PROBLEM DETAILS | For each line below, check for the word "JSON", then state how many lines contain it, with no other output.

Element data from apps and pages:
************

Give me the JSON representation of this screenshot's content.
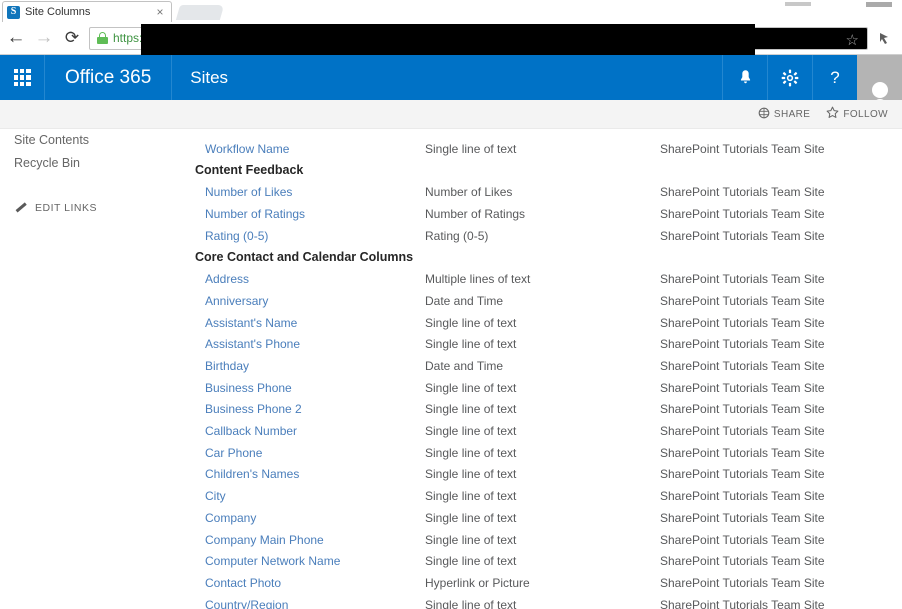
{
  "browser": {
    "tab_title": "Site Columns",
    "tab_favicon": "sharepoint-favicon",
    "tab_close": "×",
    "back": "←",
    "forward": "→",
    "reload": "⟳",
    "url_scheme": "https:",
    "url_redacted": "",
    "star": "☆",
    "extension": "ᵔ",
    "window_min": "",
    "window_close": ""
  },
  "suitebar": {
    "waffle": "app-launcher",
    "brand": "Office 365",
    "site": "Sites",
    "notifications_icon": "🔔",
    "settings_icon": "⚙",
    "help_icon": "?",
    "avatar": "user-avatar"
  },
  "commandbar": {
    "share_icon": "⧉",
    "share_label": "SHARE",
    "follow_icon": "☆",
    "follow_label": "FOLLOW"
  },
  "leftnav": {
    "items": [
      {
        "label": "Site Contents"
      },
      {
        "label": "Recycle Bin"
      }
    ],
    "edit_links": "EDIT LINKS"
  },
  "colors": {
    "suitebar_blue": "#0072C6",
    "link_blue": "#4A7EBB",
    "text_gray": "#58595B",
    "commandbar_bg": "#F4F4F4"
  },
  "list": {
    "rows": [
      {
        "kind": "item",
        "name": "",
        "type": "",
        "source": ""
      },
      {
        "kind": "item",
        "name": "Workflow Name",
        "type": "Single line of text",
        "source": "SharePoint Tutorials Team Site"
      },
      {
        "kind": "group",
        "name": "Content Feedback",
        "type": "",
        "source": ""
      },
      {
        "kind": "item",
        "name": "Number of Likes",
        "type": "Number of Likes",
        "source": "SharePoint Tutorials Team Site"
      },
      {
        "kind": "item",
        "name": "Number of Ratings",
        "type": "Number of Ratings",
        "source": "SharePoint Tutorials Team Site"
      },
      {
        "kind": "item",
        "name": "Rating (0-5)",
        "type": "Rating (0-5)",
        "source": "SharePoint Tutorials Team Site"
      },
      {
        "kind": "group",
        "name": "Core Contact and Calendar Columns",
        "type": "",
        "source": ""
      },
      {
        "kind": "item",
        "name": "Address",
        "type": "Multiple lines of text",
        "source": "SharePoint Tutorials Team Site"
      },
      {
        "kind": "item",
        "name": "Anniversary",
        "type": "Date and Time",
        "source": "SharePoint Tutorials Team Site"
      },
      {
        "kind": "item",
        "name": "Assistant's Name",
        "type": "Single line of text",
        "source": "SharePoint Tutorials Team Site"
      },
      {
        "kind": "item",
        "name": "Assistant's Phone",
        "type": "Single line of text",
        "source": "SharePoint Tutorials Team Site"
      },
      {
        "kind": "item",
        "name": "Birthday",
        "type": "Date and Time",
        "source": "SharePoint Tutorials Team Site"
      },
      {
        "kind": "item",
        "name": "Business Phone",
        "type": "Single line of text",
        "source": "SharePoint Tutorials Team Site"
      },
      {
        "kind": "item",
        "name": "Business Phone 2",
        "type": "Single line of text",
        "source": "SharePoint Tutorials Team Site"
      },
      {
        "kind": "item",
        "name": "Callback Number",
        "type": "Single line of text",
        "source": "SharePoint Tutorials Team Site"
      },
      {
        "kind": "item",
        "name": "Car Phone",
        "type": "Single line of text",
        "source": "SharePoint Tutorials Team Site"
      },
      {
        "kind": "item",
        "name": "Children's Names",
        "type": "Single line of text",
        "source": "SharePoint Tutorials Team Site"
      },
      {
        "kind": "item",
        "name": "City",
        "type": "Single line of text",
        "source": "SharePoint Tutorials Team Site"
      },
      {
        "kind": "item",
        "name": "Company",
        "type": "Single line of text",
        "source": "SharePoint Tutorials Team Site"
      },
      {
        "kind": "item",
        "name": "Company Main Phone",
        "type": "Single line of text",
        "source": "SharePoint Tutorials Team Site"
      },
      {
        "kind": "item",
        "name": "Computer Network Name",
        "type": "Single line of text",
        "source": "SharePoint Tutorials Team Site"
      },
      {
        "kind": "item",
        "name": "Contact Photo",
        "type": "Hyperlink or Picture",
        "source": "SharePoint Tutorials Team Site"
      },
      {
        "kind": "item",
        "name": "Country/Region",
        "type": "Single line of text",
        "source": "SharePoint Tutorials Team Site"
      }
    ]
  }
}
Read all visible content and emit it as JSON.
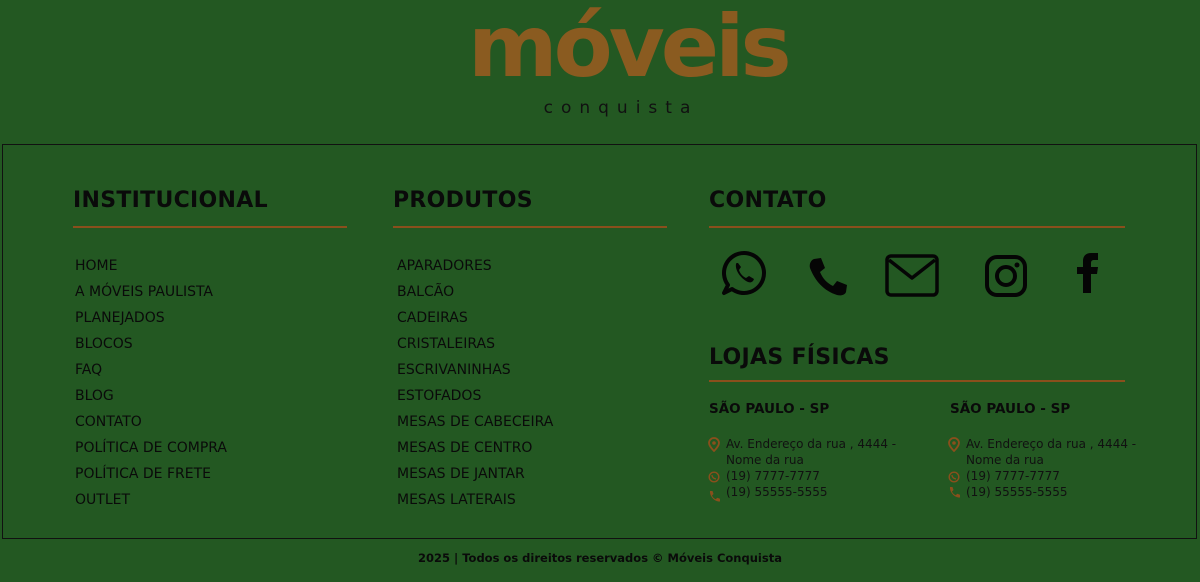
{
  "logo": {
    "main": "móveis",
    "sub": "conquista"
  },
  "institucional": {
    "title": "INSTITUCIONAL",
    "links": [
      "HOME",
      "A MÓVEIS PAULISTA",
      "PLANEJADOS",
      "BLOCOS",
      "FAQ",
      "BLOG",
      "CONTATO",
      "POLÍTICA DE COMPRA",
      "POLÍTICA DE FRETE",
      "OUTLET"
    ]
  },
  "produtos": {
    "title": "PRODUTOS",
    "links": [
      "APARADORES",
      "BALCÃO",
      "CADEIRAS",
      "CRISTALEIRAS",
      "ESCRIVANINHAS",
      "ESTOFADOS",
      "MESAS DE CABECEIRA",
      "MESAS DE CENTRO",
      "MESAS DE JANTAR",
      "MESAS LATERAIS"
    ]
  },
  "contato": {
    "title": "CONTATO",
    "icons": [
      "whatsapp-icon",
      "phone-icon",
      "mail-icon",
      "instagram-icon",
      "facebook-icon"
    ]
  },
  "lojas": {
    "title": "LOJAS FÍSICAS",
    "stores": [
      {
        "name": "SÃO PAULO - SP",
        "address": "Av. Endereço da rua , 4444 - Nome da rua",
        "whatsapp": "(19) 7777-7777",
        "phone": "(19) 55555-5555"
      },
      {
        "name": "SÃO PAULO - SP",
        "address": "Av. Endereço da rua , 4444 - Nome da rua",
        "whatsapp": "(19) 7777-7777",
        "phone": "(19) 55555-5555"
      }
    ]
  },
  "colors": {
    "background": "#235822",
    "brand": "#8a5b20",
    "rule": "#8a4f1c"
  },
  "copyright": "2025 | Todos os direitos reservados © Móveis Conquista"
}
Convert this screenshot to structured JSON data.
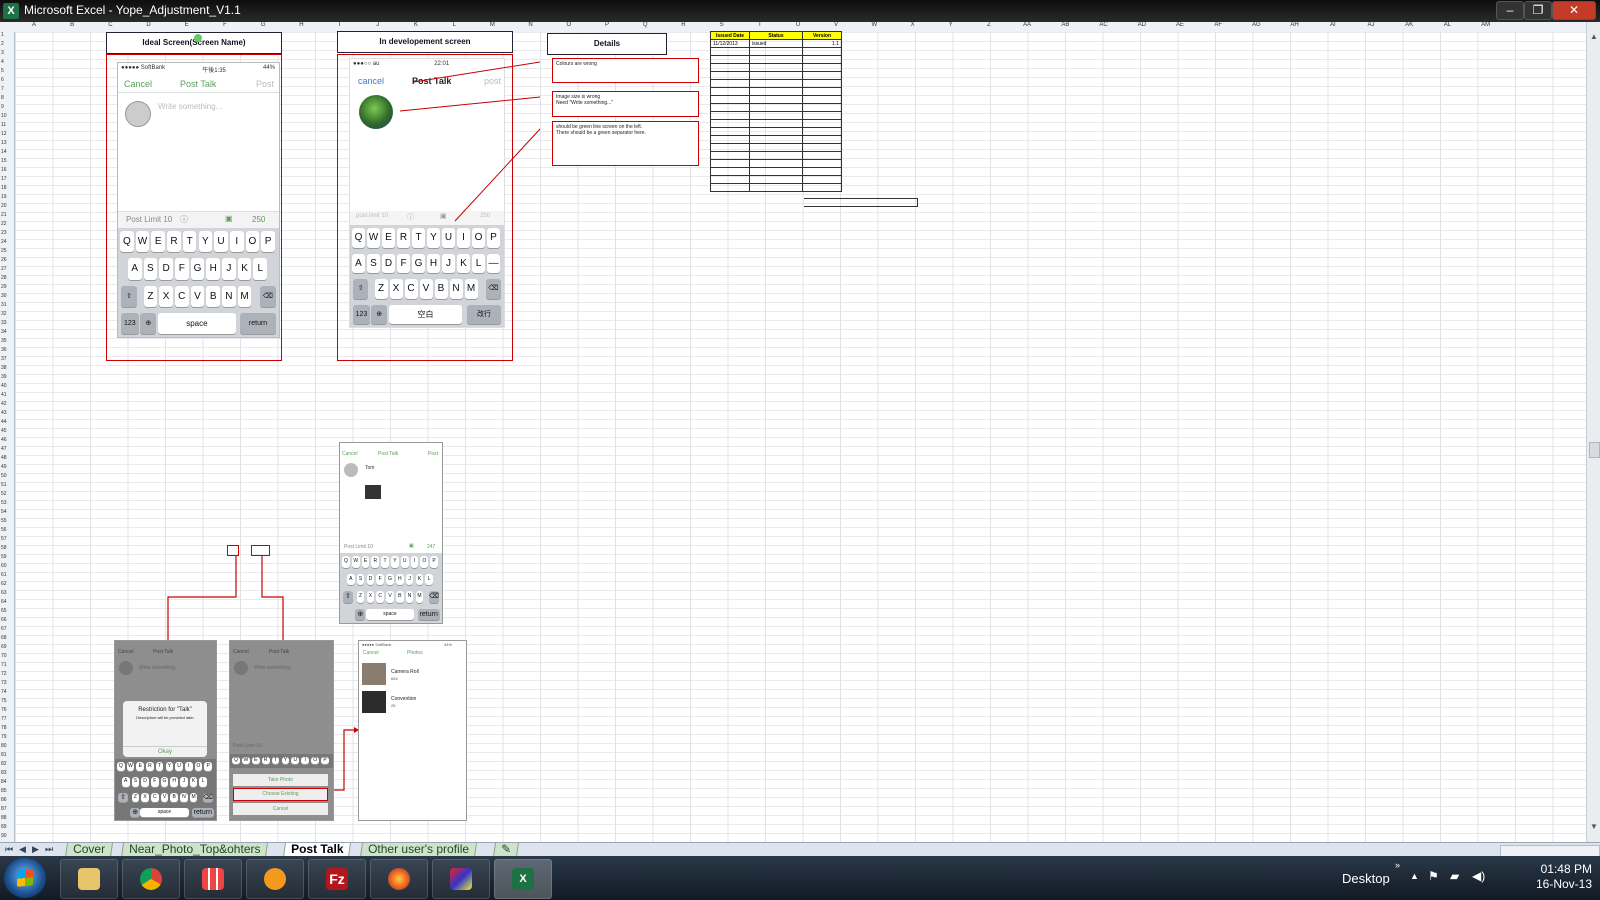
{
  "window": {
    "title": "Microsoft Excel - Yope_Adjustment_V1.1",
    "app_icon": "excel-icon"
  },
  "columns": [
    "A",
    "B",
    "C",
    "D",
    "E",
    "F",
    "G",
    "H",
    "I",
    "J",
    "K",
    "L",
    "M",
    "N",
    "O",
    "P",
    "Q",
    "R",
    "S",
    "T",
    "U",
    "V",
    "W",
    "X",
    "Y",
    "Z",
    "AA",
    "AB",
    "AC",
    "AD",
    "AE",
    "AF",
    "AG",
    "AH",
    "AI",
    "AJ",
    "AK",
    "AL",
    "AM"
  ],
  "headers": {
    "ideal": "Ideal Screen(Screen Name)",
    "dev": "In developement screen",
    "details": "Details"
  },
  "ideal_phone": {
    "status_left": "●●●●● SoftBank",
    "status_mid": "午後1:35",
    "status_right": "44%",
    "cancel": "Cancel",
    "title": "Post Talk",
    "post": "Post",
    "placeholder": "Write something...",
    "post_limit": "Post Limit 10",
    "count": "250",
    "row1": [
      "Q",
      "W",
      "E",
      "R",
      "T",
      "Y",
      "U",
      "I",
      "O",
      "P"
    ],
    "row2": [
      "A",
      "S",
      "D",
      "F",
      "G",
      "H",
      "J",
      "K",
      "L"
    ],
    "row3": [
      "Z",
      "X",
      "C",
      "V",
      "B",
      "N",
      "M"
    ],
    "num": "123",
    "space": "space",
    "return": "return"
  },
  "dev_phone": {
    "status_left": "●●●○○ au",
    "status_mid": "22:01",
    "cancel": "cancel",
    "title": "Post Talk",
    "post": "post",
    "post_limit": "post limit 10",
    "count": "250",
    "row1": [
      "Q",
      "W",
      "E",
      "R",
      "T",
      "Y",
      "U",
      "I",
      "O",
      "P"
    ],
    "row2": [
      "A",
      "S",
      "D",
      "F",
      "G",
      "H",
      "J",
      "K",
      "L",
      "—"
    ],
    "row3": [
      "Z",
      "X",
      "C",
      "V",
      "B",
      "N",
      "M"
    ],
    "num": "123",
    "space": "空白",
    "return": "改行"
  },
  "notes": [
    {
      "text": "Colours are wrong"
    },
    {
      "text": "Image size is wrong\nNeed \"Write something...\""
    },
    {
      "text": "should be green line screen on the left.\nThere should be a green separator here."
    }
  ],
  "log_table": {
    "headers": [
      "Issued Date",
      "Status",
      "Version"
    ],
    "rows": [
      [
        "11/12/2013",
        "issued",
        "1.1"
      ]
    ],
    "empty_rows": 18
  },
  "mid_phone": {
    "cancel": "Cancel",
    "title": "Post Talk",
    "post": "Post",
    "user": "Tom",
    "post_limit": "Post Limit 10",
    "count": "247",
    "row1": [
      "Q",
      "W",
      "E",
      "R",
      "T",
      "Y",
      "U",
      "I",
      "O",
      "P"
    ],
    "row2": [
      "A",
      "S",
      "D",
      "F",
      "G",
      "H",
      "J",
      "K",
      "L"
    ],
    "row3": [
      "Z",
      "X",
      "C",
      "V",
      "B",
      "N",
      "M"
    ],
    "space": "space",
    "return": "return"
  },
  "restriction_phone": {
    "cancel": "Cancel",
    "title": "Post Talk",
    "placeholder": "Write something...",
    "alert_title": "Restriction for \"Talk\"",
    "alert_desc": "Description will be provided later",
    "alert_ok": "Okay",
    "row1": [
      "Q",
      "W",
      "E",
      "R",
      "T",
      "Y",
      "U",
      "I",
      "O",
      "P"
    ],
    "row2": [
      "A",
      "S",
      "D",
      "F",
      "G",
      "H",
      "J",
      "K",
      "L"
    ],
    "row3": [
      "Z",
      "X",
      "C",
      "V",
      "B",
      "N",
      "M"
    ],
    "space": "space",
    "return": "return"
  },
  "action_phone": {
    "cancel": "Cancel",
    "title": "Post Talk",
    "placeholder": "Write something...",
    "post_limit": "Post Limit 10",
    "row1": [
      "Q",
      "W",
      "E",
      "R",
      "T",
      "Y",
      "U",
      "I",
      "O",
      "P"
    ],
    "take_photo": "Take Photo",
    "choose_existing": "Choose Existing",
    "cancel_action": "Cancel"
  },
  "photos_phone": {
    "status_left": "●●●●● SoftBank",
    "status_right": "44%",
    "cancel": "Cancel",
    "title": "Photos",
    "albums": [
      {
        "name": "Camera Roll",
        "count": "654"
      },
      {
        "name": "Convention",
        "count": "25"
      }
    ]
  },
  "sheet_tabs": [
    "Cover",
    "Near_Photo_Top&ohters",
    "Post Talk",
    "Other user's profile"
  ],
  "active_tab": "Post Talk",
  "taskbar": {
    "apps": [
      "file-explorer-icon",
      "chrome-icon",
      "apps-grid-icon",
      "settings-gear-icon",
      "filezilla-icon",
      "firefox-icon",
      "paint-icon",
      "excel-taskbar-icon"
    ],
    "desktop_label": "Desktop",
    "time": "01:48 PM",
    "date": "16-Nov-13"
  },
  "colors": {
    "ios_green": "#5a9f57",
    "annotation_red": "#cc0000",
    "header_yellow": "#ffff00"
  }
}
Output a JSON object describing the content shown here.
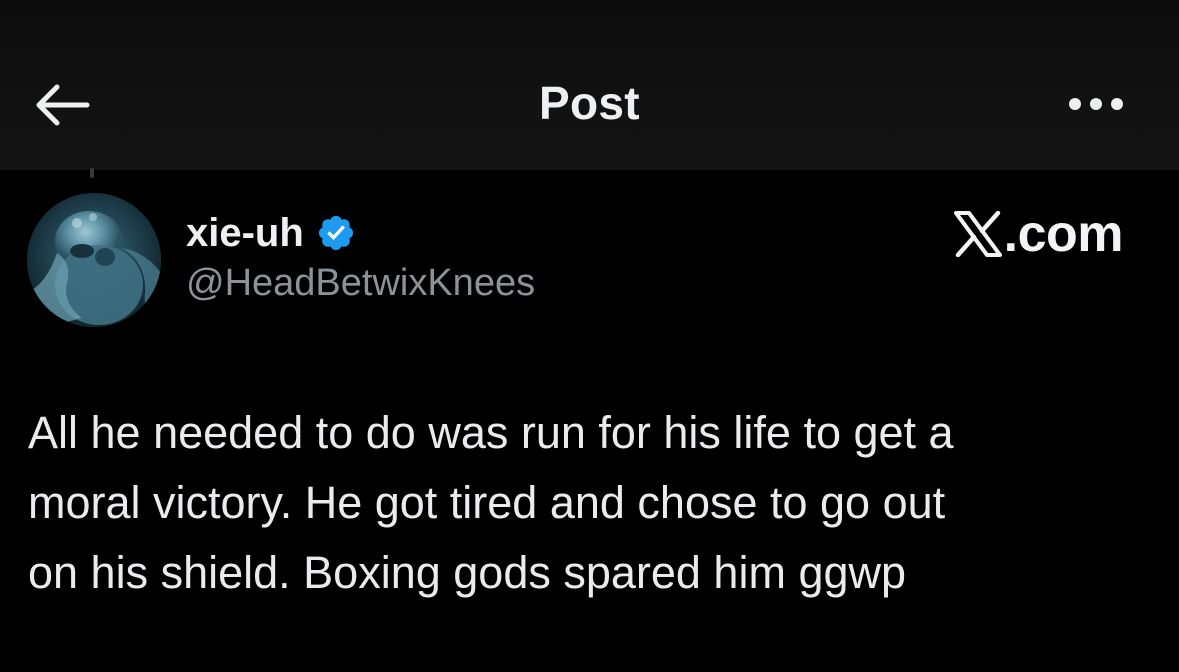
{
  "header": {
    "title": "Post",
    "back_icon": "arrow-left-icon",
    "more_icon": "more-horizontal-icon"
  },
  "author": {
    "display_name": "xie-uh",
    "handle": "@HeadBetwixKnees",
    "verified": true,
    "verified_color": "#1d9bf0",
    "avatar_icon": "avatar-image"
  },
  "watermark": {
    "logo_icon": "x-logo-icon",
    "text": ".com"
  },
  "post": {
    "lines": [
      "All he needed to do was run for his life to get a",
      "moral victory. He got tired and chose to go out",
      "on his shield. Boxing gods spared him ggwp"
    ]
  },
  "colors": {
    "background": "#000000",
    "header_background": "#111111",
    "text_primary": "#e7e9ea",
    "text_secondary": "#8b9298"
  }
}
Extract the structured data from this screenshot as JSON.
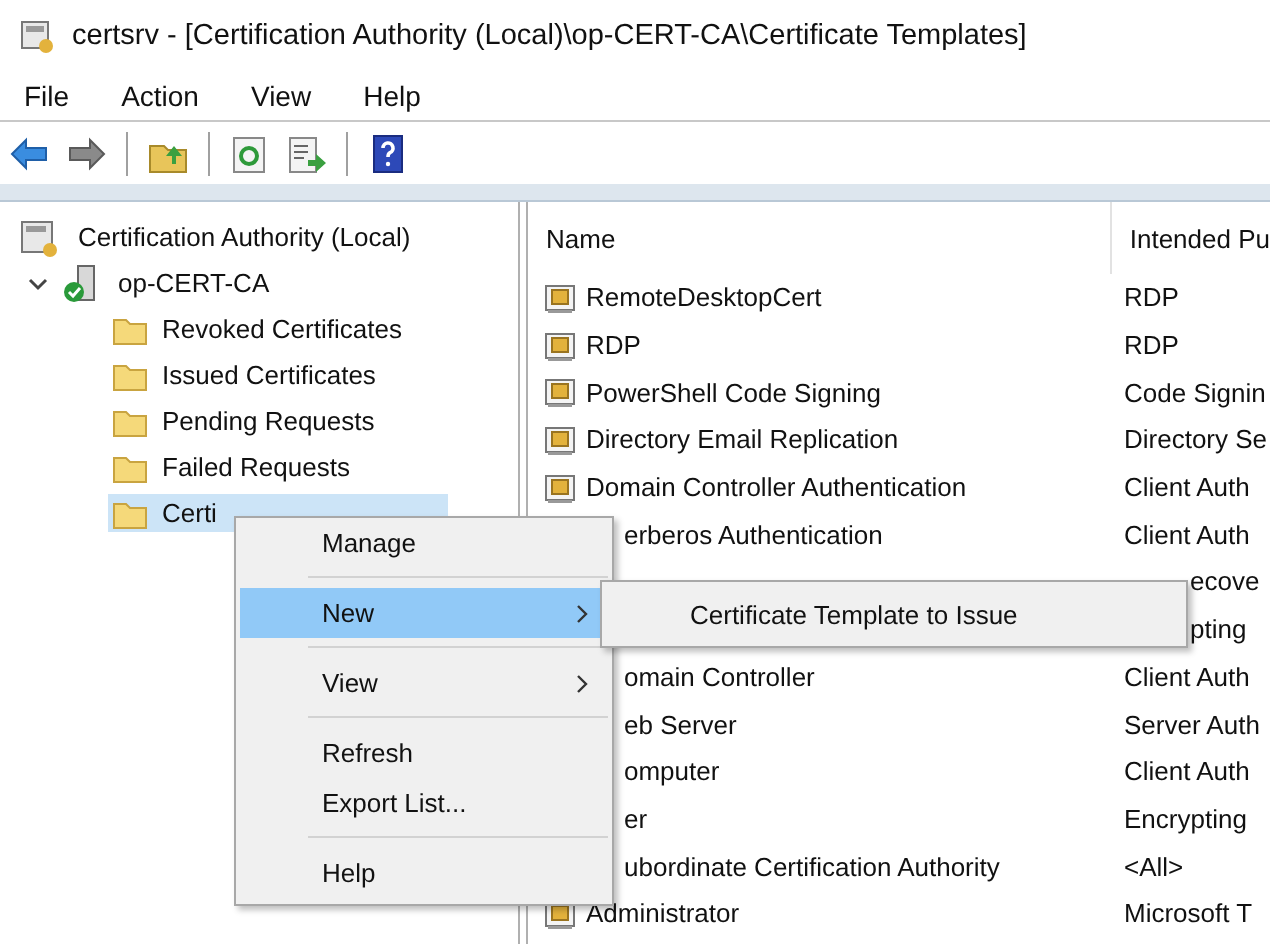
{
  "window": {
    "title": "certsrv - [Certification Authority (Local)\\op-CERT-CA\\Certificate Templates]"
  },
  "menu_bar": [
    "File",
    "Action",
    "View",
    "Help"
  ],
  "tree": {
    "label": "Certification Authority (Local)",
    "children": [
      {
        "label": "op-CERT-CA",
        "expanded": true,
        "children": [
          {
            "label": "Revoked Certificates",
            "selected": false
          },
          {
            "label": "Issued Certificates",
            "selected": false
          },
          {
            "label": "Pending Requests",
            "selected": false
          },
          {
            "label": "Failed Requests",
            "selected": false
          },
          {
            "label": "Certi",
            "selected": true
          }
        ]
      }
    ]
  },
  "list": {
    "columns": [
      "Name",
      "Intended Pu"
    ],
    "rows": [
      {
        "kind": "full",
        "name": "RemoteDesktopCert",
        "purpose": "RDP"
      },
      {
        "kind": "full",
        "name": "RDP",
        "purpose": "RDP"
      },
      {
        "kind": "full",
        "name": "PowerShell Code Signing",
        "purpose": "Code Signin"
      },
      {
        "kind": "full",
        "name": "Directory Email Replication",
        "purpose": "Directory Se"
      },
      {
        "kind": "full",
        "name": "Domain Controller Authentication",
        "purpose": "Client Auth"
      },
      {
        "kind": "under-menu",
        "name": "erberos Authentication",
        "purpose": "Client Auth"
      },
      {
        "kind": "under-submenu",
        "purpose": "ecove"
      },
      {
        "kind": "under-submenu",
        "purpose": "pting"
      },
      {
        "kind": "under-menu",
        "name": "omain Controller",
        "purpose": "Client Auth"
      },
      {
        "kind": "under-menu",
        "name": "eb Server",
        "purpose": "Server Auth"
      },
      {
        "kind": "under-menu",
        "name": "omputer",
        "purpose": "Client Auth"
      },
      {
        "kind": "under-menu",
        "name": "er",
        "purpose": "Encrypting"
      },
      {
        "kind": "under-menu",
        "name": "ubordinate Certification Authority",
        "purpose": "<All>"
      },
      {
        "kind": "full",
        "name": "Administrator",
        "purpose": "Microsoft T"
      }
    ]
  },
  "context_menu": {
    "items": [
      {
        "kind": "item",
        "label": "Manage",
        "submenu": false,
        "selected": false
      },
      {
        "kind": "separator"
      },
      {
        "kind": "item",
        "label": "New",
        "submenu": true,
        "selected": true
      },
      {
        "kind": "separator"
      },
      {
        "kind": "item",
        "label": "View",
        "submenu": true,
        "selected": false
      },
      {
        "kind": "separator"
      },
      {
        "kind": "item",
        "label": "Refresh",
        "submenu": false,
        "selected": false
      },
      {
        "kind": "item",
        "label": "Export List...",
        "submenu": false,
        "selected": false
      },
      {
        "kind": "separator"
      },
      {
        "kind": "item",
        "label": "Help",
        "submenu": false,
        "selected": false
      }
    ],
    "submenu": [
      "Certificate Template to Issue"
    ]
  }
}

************

SOLUTION TO THIS TASK | 5